It is this fundamental disparity that fascinates me about the place, and it's that disparity, above and beyond the more superficial similarities such as scale, excess, and cultural blend, which makes me think of my native homeland. The Cheesecake Factory caters to you, feeds you, nourishes you, comforts you. It pours calories into that void inside each of us, that niggling little black hole that wants more comfort, more peace, less worry, less stress, more acceptance. Or, more fundamentally, that void which is our unquenchable desire for love. The Cheesecake Factory provides a love-substitute in rich foods and enormous portions. It's the dining out equivalent of sucking from a nipple. And yet our complete gratification is being tended by friendly but dispassionate strangers motivated only by profit and expediency. It is simply a lie, all of it, a cushy, extravagant made-up fantasy to keep us docile and move us to payment as expeditiously as possible.
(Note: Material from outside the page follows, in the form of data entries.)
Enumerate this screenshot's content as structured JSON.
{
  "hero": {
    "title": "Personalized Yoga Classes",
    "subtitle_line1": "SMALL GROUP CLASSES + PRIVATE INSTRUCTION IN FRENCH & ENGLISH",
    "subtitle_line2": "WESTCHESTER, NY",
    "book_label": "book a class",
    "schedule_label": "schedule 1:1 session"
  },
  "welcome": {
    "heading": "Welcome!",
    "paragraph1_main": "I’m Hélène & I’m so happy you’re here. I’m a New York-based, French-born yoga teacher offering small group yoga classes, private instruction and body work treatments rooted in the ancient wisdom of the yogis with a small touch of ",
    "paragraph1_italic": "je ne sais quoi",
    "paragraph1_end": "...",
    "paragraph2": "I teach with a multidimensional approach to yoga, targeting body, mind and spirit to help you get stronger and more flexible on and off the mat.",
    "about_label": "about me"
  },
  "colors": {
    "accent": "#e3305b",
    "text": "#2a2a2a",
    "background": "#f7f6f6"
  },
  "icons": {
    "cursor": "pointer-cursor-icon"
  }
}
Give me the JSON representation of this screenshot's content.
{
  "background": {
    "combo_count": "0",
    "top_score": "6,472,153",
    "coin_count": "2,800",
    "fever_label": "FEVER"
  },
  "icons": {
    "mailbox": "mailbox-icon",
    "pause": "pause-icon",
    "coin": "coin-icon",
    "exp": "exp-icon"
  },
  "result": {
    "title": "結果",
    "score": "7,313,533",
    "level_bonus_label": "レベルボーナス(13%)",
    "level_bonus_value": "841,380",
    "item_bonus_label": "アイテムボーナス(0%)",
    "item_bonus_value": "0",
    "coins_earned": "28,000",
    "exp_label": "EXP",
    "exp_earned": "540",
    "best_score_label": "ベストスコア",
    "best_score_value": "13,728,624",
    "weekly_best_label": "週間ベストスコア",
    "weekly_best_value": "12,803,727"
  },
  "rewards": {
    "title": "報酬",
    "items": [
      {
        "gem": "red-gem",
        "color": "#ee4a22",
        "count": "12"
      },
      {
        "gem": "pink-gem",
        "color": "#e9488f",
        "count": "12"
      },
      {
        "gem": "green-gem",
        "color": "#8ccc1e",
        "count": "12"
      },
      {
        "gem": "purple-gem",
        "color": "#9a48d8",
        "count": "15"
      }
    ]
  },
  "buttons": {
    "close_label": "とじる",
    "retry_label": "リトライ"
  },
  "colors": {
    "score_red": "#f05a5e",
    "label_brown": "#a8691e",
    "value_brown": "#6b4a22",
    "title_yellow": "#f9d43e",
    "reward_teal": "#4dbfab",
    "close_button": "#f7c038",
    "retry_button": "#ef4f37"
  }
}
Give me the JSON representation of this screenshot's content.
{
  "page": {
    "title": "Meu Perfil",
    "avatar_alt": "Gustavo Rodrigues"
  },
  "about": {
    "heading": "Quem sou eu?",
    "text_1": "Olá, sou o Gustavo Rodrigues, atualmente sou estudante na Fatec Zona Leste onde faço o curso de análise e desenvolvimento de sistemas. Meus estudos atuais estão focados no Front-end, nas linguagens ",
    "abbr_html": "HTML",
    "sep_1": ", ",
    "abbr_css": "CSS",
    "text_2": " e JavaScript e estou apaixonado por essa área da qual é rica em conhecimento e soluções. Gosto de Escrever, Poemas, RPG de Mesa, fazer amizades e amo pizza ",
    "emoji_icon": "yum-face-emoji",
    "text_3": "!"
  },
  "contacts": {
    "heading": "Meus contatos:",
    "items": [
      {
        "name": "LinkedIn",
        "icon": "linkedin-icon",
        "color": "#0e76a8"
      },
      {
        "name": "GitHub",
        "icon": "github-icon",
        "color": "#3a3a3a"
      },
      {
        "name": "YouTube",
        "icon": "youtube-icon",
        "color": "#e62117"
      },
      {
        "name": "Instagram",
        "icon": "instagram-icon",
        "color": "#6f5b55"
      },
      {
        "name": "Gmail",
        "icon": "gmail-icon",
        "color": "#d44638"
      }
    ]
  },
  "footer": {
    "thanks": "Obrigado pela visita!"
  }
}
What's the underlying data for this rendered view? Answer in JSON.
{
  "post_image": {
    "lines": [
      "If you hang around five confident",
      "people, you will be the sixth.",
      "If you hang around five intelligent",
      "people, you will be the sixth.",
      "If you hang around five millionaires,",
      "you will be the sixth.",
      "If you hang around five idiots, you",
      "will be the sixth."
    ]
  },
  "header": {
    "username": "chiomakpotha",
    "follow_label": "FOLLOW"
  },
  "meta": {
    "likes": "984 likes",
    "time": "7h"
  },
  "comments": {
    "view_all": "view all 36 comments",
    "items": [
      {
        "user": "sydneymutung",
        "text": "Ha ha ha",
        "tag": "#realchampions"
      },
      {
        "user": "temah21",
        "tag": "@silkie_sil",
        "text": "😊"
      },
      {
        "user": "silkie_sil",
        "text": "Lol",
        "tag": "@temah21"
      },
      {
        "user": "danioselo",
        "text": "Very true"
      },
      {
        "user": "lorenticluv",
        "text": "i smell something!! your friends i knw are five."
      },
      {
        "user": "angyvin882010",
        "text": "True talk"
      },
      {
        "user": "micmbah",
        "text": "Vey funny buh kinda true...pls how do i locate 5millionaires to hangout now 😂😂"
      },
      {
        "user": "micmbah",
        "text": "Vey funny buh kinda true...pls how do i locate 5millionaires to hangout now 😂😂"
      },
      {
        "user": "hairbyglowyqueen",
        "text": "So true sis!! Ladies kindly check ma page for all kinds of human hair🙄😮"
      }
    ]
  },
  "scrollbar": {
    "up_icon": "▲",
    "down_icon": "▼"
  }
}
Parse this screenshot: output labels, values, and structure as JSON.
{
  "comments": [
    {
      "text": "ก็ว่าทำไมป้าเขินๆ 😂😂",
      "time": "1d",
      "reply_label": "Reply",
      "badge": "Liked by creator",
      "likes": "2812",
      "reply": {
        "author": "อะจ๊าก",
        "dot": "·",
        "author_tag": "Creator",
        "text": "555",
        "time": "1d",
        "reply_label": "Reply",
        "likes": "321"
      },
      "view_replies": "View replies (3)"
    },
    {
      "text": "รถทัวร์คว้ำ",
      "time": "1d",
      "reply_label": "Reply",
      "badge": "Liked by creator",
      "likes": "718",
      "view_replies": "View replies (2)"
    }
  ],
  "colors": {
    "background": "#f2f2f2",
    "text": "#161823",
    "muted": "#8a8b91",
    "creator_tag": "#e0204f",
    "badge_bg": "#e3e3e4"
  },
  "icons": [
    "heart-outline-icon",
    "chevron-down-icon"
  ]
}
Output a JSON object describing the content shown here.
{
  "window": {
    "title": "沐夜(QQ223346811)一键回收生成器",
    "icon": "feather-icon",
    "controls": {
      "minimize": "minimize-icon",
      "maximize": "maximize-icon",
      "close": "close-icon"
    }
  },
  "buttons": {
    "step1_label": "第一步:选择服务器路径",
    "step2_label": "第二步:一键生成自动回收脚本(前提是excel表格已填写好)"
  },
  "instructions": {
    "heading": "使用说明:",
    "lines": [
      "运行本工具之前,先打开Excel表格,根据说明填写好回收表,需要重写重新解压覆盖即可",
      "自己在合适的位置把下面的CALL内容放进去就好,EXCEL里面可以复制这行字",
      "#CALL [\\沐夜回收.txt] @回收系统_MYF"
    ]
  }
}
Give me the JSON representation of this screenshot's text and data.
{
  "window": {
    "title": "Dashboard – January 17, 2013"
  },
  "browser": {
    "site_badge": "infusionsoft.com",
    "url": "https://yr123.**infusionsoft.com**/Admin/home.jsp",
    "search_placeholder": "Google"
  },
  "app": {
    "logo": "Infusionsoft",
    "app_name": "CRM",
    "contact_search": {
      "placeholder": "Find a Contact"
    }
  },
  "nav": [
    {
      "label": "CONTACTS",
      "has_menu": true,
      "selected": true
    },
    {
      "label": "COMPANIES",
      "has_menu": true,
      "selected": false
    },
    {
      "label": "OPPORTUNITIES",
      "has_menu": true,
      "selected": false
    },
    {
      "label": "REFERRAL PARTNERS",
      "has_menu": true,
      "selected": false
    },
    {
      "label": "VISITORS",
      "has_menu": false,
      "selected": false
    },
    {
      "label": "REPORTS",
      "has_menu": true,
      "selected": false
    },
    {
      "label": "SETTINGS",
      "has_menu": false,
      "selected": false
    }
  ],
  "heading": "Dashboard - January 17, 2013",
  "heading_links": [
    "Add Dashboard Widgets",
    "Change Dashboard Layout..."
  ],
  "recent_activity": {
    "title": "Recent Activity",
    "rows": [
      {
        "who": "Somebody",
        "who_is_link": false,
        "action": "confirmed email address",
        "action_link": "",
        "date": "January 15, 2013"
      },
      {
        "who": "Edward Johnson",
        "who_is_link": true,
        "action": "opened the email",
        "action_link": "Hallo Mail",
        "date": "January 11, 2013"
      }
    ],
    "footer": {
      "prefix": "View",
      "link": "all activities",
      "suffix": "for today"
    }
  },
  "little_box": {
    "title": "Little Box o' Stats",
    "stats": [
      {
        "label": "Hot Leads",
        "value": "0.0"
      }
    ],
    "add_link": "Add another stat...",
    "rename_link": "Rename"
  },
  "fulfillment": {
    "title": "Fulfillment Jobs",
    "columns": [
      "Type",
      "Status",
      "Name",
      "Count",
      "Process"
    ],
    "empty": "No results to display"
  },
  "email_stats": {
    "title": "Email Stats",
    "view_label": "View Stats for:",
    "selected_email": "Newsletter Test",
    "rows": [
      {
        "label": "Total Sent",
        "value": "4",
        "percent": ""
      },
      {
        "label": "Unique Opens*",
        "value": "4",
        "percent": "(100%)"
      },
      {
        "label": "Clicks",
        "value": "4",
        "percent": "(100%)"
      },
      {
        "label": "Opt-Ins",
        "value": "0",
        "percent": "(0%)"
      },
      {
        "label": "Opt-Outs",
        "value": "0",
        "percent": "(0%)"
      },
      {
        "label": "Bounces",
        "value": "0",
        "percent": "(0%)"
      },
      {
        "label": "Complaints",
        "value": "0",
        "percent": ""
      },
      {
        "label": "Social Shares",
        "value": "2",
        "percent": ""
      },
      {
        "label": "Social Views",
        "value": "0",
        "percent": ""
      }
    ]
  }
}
And to me, that's America, my America, the quintessential America of today. America is the soft, comforting lie of false fulfillment, that absurd promise that happiness is on sale -- half-price, this week only -- at the nearest commercial complex. A chicken in every pot, two cars in every garage, a house, a picket fence, a new washer and dryer, children, a college education for each. None of these items are in service of the American dream, they are in fact its very root: things will make me happy. America is that lie whispered in our ears like a mantra by those whose only relationship with us involves the swift swipe of our credit card. But it's still the most delicious lie I've ever tasted.
...May 15th, 2009...
...May 1st, 2009...
In lieu of a review of the new Wolverine movie, I thought instead I'd just skip to a rant about how Hollywood truly sucks these days.
But that wouldn't be fun for you, so here is my short review:( X-Men Origins: Wolverine: No Really: That's The Title: OMG!: I Can't Stop!: This Is The Title That Never Ends: It Just Goes On And On My FriendsCollapse )
And now I'm tired, so the Hollywood rant will have to wait.
...April 19th, 2009...
My April Lady
When down the stair at morning
The sunbeams round her float,
Sweet rivulets of laughter
Are bubbling in her throat;
The gladness of her greeting
Is gold without alloy;
And in the morning sunlight
I think her name is Joy.
When in the evening twilight
The quiet book-room lies,
We read the sad old ballads,
While from her hidden eyes
The tears are falling, falling,
That give her heart relief;
And in the evening twilight,
I think her name is Grief.
My little April lady,
Of sunshine and of showers,
She weaves the old spring magic,
And breaks my heart in flowers!
But when her moods are ended,
She nestles like a dove;
Then, by the pain and rapture,
I know her name is Love.
--Henry Van Dyke